The strengths, relatively speaking, of Drum do a good job of highlighting even further the deficiencies of Django Unchaned. Tarantino's script is a mess: uneven in tone, overlong, and stuffed with gratuitous scenes and dialogue. Drum's script isn't going to win any awards, but it's model of efficient storytelling, and when the word "nigger" is used it's done in a natural, honest way. When Tarantino writes "nigger" in his scripts I always get the feeling he does it to prove how naughty he is. An odd thing about Tarantino is that as much as he's a devotee of genre/exploitation pictures, he's also a prude. Quentin is happy to show people being riddled with bullets or saying "nigger" with every breath, but nudity? sex? God forbid! Miscegenation was the primal fear and fantasy of Southern society, but it doesn't exist for Tarantino. The ending of Django stands in stark contrast to that of Drum. In Tarantino's wish-fulfillment fantasy world (see Inglourious Basterds for further evidence) the black hero rides off into the sunset with his white enemies all slain, his girl by his side, and a horse that can dance. Drum runs off into the night with nothing but a look of terror on his face. No prizes for guessing which film is more historically accurate.

I'm not going to say that Drum is a good film, but for the demographic it was intended for it succeeds brilliantly. And if it reminds you in any way of Django Unchained that's because Tarantino seems to have stolen been heavily influenced by elements of Drum. And for optimum viewing pleasure both films should be seen at a drive-in accompanied by your favourite legal/illegal stimulant.


Anonymous said...

I'm not a Tarantino fan but your descriptin of him as a prude is preposterous.

Sex and what is almost always female nudity in films is entirely exploitative. To call Tarantino a prude because he doesn't try to sell his films by getting his actresses to take their clothes off is astonishingly ignorant and backward thinking. That makes you far creepier than he is.

Cary Watson said...
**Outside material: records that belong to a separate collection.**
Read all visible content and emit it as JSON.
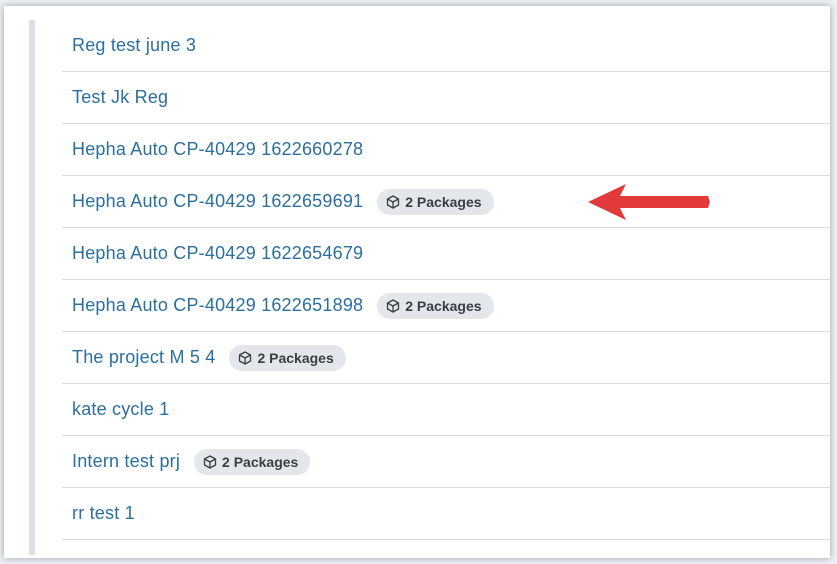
{
  "projects": [
    {
      "title": "Reg test june 3",
      "badge": ""
    },
    {
      "title": "Test Jk Reg",
      "badge": ""
    },
    {
      "title": "Hepha Auto CP-40429 1622660278",
      "badge": ""
    },
    {
      "title": "Hepha Auto CP-40429 1622659691",
      "badge": "2 Packages"
    },
    {
      "title": "Hepha Auto CP-40429 1622654679",
      "badge": ""
    },
    {
      "title": "Hepha Auto CP-40429 1622651898",
      "badge": "2 Packages"
    },
    {
      "title": "The project M 5 4",
      "badge": "2 Packages"
    },
    {
      "title": "kate cycle 1",
      "badge": ""
    },
    {
      "title": "Intern test prj",
      "badge": "2 Packages"
    },
    {
      "title": "rr test 1",
      "badge": ""
    }
  ],
  "badge_icon": "package-icon",
  "annotation": {
    "icon": "red-arrow-icon",
    "color": "#e23a3a",
    "points_to_row": 3
  },
  "colors": {
    "link": "#2b6f9e",
    "badge_bg": "#e3e6ea",
    "divider": "#d9dde2"
  }
}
In the context of the genre/exploitation films he idolizes, he is a prude. And as I said in my review he completely sidesteps the issue of miscegenation which is central to any kind of story about slavery in the South. And if he isn't "selling" his films with female nudity, he's surely selling them with graphic, and often gratuitous, violence. Unless you regard nudity as fundamentally wrong, why not have it films? Do you find the sight of someone exploding in a cloud of blood less unsettling than seeing a naked woman? If you prefer to see graphic violence over nudity, that's what I'd call creepy.

Anonymous said...

You could avoid the n-word in your reviews, JC. It's usually and rightly avoided nowadays, and spelling it out appears callous (not to mention reactionary), which I'm sure you don't intend.

Cary Watson said...

Since Tarantino douses his films with the "N-word" it seems silly and excessively pious to not use the full spelling in a review of one of his films, and I was making the point that his use of the word is, in my view, done for shock value. But does Tarantino's use of the word make him callous and reactionary? I don't think so.

Anonymous said...

Cary, I like your review.

Too many bloggers amp up the snark or attempt to crack wise in their reviews.

"bad" movies are the perfect foil for every too cool for school snarky blogger who makes it all about me, me, me as they crack jokes and eviscerate a movie for no discernible reason other than to perform.

You reviewed the movie. Told us what it was about, who was in it, the story being told and your opinion of the story, the acting and everything else and in between.

As a result, I can make a decision to view the film or not view it based upon an educated opinion of someone who set out to deliver a review and not an article for Cracked.


Solid stuff and I now am going to see what else you have reviewed.

Cary Watson said...

Thanks, Anon. I have to admit some of my other reviews are probably pretty snarky.